1001.0 - Annual Report - ABS Annual Report, 2004-05  
Previous ISSUE Released at 11:30 AM (CANBERRA TIME) 11/10/2005   
   Page tools: Print Print Page RSS Feed RSS Bookmark and Share Search this Product  
Contents >> Section 6 - Appendixes >> Appendix 10 - Purchasing and assets management

Appendix 10 - Purchasing and assets management

PURCHASING

The ABS actively applies the Australian Government’s core purchasing policies and principles to ensure compliance with all relevant government policies.

In accordance with the Commonwealth Procurement Guidelines, goods and services acquired by the ABS are purchased through a process which ensures the attainment of value for money. The Central Procurement Unit provides advice and assistance, on a national basis, to ABS staff undertaking purchasing activities to promote policy compliance and achieve the most appropriate outcomes.

ASSET MANAGEMENT

PRINCIPLES

The ABS’ approach to asset management encompasses the following principles:

  • asset management activities are undertaken within an integrated government asset management framework
  • service delivery needs guide asset management practices and decisions
  • asset planning and management are integrated with corporate and business plans as well as budgetary and reporting processes
  • capital expenditure decisions are based on evaluations of alternatives that take into account full life cycle costs, benefits and risks of assets
  • ownership, control, accountability, and reporting requirements for assets are established, clearly communicated, and implemented.
STRATEGIC ISSUES

The major strategic issue with respect to ABS asset management is the continued effective management of its information and technology assets, totalling almost $100 million at 30 June 2005.

The ABS develops approximately $16 million of internally generated software each year and purchases around another $2 million of vendor supplied software. In addition, the ABS purchases between $5 million and $8 million of information technology hardware annually.

The current strategies to manage this investment are:
  • strategic direction and oversight by a senior executive board
  • annual development and quarterly monitoring of corporate information technology budget and work program
  • enhancement and/or replacement of existing software and hardware where justified by business demands on a rolling program
  • projects involving information technology use the ABS project management framework and governance arrangements
  • active internal auditing program
  • internal cost recovery to ensure that full costs are attributed and balanced against benefits.
ASSET MEASUREMENT

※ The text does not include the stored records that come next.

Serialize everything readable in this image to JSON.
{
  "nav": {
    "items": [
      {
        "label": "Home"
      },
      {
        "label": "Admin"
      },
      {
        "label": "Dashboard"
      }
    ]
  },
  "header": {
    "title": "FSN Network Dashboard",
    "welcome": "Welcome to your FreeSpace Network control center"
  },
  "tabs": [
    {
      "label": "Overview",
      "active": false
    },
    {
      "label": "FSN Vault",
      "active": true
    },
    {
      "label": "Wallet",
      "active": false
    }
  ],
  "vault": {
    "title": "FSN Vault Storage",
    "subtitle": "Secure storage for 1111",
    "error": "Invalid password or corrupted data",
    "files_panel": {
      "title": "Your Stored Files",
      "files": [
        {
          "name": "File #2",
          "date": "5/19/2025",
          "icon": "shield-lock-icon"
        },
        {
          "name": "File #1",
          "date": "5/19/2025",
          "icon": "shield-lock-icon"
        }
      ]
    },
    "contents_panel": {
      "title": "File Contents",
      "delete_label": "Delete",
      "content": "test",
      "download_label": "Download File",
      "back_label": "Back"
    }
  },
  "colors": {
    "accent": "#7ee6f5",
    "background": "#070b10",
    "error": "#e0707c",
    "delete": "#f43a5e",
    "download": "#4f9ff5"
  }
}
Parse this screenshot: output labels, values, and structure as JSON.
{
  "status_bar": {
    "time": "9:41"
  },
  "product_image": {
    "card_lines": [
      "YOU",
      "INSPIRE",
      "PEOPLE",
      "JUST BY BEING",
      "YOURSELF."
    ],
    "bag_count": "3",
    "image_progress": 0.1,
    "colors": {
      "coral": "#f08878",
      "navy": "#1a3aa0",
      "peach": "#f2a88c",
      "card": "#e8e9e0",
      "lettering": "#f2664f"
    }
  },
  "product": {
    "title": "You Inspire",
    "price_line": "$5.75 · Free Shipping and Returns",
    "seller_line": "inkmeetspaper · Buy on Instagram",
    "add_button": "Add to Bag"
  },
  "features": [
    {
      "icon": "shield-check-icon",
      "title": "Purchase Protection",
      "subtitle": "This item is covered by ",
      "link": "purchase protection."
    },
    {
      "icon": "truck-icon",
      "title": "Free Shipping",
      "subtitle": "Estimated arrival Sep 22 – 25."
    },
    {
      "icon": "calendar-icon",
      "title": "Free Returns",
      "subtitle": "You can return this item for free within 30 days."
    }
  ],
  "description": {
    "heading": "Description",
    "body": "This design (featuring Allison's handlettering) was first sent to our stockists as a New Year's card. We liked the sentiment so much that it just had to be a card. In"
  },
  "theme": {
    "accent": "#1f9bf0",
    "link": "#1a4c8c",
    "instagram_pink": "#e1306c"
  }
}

The ABS maintains an asset register to address management, statutory reporting and user requirements.

The ABS’ assets are an integral element in the conduct of its business, and are part of the combination of resources required to enable cost effective delivery of services.

The asset register of the ABS underpins planning policies, analysis of financial programs, capitalisation, and reviews of performance against defined objectives.

For recognition as an asset, the ABS has an expenditure capitalisation threshold of $2,000 for general assets and $1,000 for information and technology assets including software. Assets expenditure greater than or equal to these amounts are capitalised and recorded on the assets register. At 30 June 2005, all ABS assets are recorded at fair value.

MAJOR ASSETS

At 30 June 2005 the ABS’ major assets totalled nearly $120 million and are made up of the following major asset classes:

TABLE 10.1: ABS MAJOR ASSETS AT 30 JUNE 2005

Image: Table 10.1: ABS Major assets at 30 June 2005


The disclosed asset figures are net of accumulated depreciation. Depreciation is determined on a straight-line basis for all fixed assets at a rate to allocate the depreciable amounts over the useful lives of the assets.

As part of its overall management strategy, the ABS actively manages its disposals program to ensure it receives value for money outcomes from assets that have reached the end of their economic or useful life.

Previous PageNext Page